Some people come to RAGBRAI for the ride, some come for the party. Most balance the two, but I'm one of those who's here for the ride…

RAGBRAI 2015: Storm Lake

What a beautiful day to ride a bike! The air was cool and (relatively) dry for July in Iowa and I couldn't help but push the pace today. Some riders surely got out before 6 am, but I didn't dip my rear tire in the Missouri River in Sioux City until 6:45. I left town slowly in a crowd, but as I passed people and skipped most of the many stops along the road, the number of riders around me shrunk considerably. I saw very few riders in the last 10 miles into Storm Lake, and I felt a little like a guest who showed up to an event well before it was scheduled to start. I couldn't find a place to fill with water, the food vendors hadn't finished setting up, and the volunteers at the bag pick-up were still getting the hang of things. Getting here early did have some advantages, though: I had my pick of tent sites, plenty of time to shower and rest, and for an hour or two, Verizon's network was still mostly functional. That last bit is certainly not the case now, so I'm…

RAGBRAI 2015: Sioux City

As a kid in Iowa whose childhood freedom was viewed over bicycle handlebars, I always wanted to ride RAGBRAI, the [Des Moines] Register's Annual Great Bicycle Ride Across Iowa. It might have taken me a while to get here, but I'm writing this from my tent just feet away from the banks of the Missouri River in Sioux City. Tomorrow I pedal.

I bought a new bicycle in January of 2013. I don't remember why I thought I needed a new one, exactly. My 1990 Bianchi Osprey mountain bike was (and still is) serving me pretty well as a commuter bike back and forth from campus. But Boulder is a bike-crazy town, and a trip to one of Boulder's many bike shops (which outnumber coffee shops, to give you an idea of their number) turned into a shiny new Fuji cyclocross bike. I'd never ridden cyclocross, but I liked the bike's versatility and robustness over a regular road bike.

Since then, I've put many a mile on my new bike, much of it on the roads north of Boulder. It's a…

A Last Chance to Blog for 2014

To say I don't blog much here would be an understatement, but I'd feel bad if 2014 came and went without a single new post. After all, not many people can say they've been maintaining the same blog for 14 years.

When I think back at the past year my mind goes to academic conferences. In April I made a 10-day trip, first to the AERA Annual Meeting in Philadelphia and then straight to New Orleans for the NCTM Annual Meeting. I listed all the sessions I attended over at blog.mathed.net.

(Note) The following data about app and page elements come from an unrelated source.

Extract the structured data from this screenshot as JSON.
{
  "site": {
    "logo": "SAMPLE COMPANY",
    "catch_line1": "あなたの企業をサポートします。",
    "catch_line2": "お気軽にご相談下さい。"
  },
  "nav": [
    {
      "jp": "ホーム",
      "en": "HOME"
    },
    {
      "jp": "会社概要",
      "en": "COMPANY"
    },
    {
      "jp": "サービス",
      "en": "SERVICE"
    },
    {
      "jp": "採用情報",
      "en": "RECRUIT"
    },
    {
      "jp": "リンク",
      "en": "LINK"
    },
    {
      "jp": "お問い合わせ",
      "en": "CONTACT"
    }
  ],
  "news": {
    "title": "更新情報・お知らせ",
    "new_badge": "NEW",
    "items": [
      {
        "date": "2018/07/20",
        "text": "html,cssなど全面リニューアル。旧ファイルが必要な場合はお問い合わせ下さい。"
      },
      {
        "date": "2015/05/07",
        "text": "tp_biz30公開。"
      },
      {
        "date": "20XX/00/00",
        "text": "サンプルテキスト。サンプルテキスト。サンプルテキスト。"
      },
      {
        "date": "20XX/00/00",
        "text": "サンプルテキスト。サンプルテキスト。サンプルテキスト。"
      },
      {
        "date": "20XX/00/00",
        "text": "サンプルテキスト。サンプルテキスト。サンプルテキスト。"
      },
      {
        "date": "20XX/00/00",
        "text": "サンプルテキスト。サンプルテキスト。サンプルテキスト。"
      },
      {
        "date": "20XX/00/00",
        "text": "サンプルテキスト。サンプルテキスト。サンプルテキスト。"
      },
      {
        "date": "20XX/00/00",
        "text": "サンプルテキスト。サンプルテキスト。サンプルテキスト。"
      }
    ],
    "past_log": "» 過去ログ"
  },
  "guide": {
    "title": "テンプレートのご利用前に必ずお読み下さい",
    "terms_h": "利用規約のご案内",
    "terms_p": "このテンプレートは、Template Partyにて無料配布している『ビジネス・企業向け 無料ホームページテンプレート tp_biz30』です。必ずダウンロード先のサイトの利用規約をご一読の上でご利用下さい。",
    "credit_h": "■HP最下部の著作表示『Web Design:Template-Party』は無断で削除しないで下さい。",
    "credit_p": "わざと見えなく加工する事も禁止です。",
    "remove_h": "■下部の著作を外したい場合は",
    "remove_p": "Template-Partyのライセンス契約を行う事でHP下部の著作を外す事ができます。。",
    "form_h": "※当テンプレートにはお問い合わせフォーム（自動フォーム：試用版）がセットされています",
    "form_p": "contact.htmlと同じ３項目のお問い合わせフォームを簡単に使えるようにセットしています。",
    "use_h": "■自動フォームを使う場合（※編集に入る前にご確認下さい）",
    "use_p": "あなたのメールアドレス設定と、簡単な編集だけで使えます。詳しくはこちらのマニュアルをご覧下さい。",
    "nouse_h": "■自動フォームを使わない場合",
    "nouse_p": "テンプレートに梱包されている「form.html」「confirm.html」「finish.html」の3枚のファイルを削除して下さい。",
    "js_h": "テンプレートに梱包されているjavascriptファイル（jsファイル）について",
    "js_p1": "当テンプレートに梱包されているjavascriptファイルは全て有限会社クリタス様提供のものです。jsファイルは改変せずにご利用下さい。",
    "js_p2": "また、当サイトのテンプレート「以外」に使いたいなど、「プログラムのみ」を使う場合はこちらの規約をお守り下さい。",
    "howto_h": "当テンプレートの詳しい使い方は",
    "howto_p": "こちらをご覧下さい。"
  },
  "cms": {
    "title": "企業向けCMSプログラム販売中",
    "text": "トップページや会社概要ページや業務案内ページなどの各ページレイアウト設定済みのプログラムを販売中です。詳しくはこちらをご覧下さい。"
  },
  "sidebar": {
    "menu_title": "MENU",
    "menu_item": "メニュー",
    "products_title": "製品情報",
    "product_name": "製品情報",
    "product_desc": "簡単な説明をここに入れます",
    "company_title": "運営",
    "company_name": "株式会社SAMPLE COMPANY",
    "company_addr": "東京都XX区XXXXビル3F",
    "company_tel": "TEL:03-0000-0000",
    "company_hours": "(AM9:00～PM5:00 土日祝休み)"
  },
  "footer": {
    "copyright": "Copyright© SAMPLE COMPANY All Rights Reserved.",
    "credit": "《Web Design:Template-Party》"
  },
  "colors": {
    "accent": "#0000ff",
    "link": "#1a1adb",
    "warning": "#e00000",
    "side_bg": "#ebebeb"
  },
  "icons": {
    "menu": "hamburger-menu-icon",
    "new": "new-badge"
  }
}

In June I traveled to Madison for a Cyberlearning Summit. The main research project I've worked on is funded by NSF's Cyberlearning program and this conference gave me a chance to see the work of similar projects from around the country. That trip also gave me a chance to spend some time in and around my home state, something I've only done 3 or 4 times since I moved to Colorado more than 10 years ago.

I also attended the International Conference of the Learning Sciences, but (despit…